It has been a busy week for the National Labor Relations Board which issued three decisions in quick succession on December 16 and 17. Each of the three is a clear win for employers.
In the first of the three, the Board restored employers’ right to stop deducting and remitting union dues after the expiration of the collective bargaining agreement requiring it to do so. Valley Hospital Medical Center, 368 NLRB No. 139 (2019). The Board held that so-called “dues checkoff provisions” exist only by virtue of the parties’ contract and therefore cease when that contract expires. This had long been the rule until the Board’s 2015 decision in Lincoln Lutheran of Racine, 362 NLRB 1655 (2015) found checkoff agreements were among those terms and conditions of employment that an employer can not unilaterally change absent the parties reaching a lawful impasse in negotiations. Monday’s decision expressly overruled Lincoln Lutheran restoring employers’ right to cease collections of union dues upon the expiration of the collective bargaining agreement.
On Tuesday, December 17, the Board’s decision in Apogee Retail, 368 NLRB No. 144 (2019), held that employer rules mandating confidentiality with respect to ongoing workplace investigations do not violate the National Labor Relations Act. The employer policy in question required those employees who reported “illegal or unethical behavior,” as well as those employees who were interviewed in connection with investigations into such reports, to “maintain confidentiality regarding these investigations” and further cautioned that employees could be disciplined for engaging in “unauthorized discussion of investigation or interview with other team members.” In holding that it is presumptively lawful to impose such a rule during the course of the investigation, the Board overturned a 2015 decision requiring a case by case determination of whether the employer’s need to confidentiality as to the particular investigation outweighed the employees’ section 7 rights. The Board further held that an employer can impose confidentiality even after the investigation is complete without violating the NLRA if its legitimate reasons for imposing confidentiality outweigh the impact the confidentiality obligation has on the employees’ exercise of their Section 7 right to discuss terms and conditions of employment for “mutual aid or protection.” However, employers must be mindful of state and federal EEO laws and state laws such as the Illinois Workplace Transparency Act set to take effect January 1, 2020, that place separate limits on employer’s ability to require confidentiality with respect to workplace harassment. See our comprehensive overview of the new Illinois changes in our blog post from August 2019.

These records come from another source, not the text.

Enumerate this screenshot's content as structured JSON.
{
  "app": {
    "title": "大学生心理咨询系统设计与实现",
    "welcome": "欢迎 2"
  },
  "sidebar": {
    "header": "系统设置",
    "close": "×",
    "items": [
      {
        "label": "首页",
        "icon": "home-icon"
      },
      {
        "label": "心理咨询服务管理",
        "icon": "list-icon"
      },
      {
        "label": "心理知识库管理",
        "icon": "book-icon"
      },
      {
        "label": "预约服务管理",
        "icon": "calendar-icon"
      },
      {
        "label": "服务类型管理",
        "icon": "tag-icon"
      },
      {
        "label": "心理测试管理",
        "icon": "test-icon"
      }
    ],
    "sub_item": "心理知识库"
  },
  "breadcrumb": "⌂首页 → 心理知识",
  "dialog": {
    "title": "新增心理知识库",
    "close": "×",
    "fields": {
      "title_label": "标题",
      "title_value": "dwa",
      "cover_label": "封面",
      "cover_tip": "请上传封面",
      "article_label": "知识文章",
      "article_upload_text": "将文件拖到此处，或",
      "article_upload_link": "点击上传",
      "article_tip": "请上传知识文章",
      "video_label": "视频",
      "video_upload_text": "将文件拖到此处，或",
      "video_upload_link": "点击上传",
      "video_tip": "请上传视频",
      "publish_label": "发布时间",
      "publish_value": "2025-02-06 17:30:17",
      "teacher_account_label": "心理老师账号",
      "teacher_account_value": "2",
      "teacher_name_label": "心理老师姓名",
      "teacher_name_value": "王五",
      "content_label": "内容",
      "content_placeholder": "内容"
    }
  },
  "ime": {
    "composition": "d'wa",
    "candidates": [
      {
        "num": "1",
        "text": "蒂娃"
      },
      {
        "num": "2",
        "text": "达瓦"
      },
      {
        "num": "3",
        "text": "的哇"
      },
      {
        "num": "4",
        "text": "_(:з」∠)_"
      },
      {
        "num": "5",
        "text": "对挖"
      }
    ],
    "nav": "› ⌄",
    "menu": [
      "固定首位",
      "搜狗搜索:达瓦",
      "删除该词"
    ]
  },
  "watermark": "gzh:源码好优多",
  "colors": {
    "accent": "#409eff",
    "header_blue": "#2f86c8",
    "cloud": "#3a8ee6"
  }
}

Also on Tuesday, the Board overturned the 2014 Purple Communications decision, ruling that employers are once again free to legally prohibit employees from using company email / IT systems for non-work related reasons. Caesars Entertainment, 368 NLRB No. 143 (2019). As we reported back in 2014, Purple Communications had held that an employer that allowed its employees access to its email systems, was presumptively required (absent extenuating circumstances) to allow those employees to use that email system for discussions protected by Section 7, including discussions of terms and conditions of employment, union business, and union organizing during non-working time. Tuesday’s decision expressly overturned Purple Communications, holding “there is no statutory right to employees to use employer-provided email for nonwork, section 7 purposes in the typical workplace.” The majority of the Board concluded that a company’s communication systems are company property, and that Purple Communications had “impermissibly discounted employers’ rights in their IT resources while overstating the importance of those resources to [employee’s] Section 7 activity.” To be clear, it is still unlawful for an employer to discriminate against section 7 activity. An employer still cannot legally prohibit only union-related emails or other activities protected by section 7 while allowing other non-work communications either in the terms of the policy itself or in its enforcement. However, employers may now legally maintain “facially neutral” bans on non-work related use of company email and other communications systems so long as they do not apply those policies in a discriminatory manner.